Richard Tsuyuki wrote:
>In my experience, there are enormous differences between popular and
>classical music concerts. Popular music concerts depend on a (perceived
>or real) direct, personal connection between the performer(s) and the
>audience members, and among the audience members - a sense of common,
>group experience. I believe this feeling far outweighs the choice of
>programming and has more to do with performer charisma and image,
>atmosphere, and complex sociological stuff like group identification
>(demographics), (implicit) political/philosophical climate, etc.
>Incidentally, I think if one fully understood this difference, one would
>go a long way toward understanding the apparent decline in popularity
>of classical music.
Actually there has been a great deal written about this. I am currently
reading two books on the subject.
I believe that the recording has ultimately caused musicians to be less
expressive in their performance. I believe many feel they are under
pressure to make it "sound like the recording." To my ears...not the
same for everyone to be sure...a concert should be more like a baseball
game...you know the rules (the notes) but the plays and the drama will
be different everytime...however, unlike the baseball gave, the "score"
remains the same.
As for the possible decline in interest in art music, while I believe
it is a complex issue...and I do sense (no statistical information to
support it) that there is a decline, and that perhaps some of the factors

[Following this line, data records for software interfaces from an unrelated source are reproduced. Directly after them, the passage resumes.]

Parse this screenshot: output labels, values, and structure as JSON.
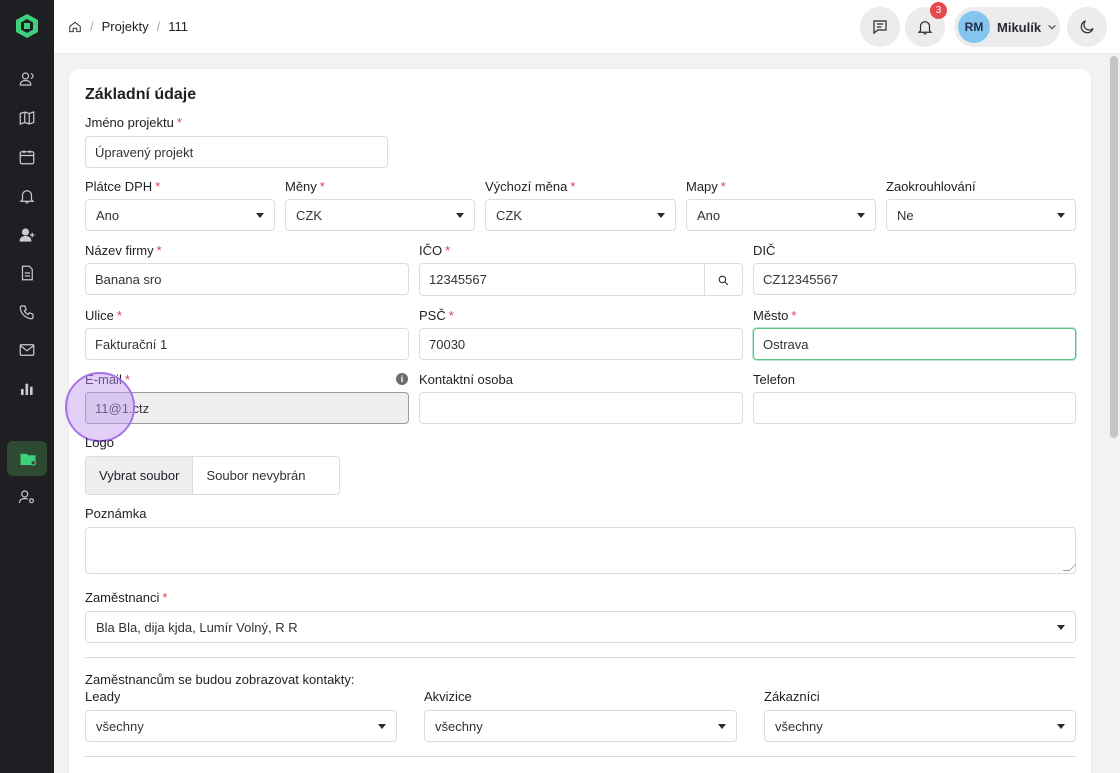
{
  "header": {
    "breadcrumb": [
      "Projekty",
      "111"
    ],
    "notification_count": "3",
    "user": {
      "initials": "RM",
      "name": "Mikulík"
    }
  },
  "form": {
    "section_title": "Základní údaje",
    "project_name": {
      "label": "Jméno projektu",
      "value": "Úpravený projekt"
    },
    "vat_payer": {
      "label": "Plátce DPH",
      "value": "Ano"
    },
    "currencies": {
      "label": "Měny",
      "value": "CZK"
    },
    "default_currency": {
      "label": "Výchozí měna",
      "value": "CZK"
    },
    "maps": {
      "label": "Mapy",
      "value": "Ano"
    },
    "rounding": {
      "label": "Zaokrouhlování",
      "value": "Ne"
    },
    "company_name": {
      "label": "Název firmy",
      "value": "Banana sro"
    },
    "ico": {
      "label": "IČO",
      "value": "12345567"
    },
    "dic": {
      "label": "DIČ",
      "value": "CZ12345567"
    },
    "street": {
      "label": "Ulice",
      "value": "Fakturační 1"
    },
    "zip": {
      "label": "PSČ",
      "value": "70030"
    },
    "city": {
      "label": "Město",
      "value": "Ostrava"
    },
    "email": {
      "label": "E-mail",
      "value": "11@1.ctz"
    },
    "contact_person": {
      "label": "Kontaktní osoba",
      "value": ""
    },
    "phone": {
      "label": "Telefon",
      "value": ""
    },
    "logo": {
      "label": "Logo",
      "button": "Vybrat soubor",
      "status": "Soubor nevybrán"
    },
    "note": {
      "label": "Poznámka"
    },
    "employees": {
      "label": "Zaměstnanci",
      "value": "Bla Bla, dija kjda, Lumír Volný, R R"
    },
    "contacts_caption": "Zaměstnancům se budou zobrazovat kontakty:",
    "leads": {
      "label": "Leady",
      "value": "všechny"
    },
    "acquisitions": {
      "label": "Akvizice",
      "value": "všechny"
    },
    "customers": {
      "label": "Zákazníci",
      "value": "všechny"
    }
  },
  "colors": {
    "accent": "#3ed07a",
    "required": "#d9434b",
    "sidebar": "#1e1f22"
  }
}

you mention may be appropriate to the discussion, however, for me, art
music is not the same as popular music, for I believe art music has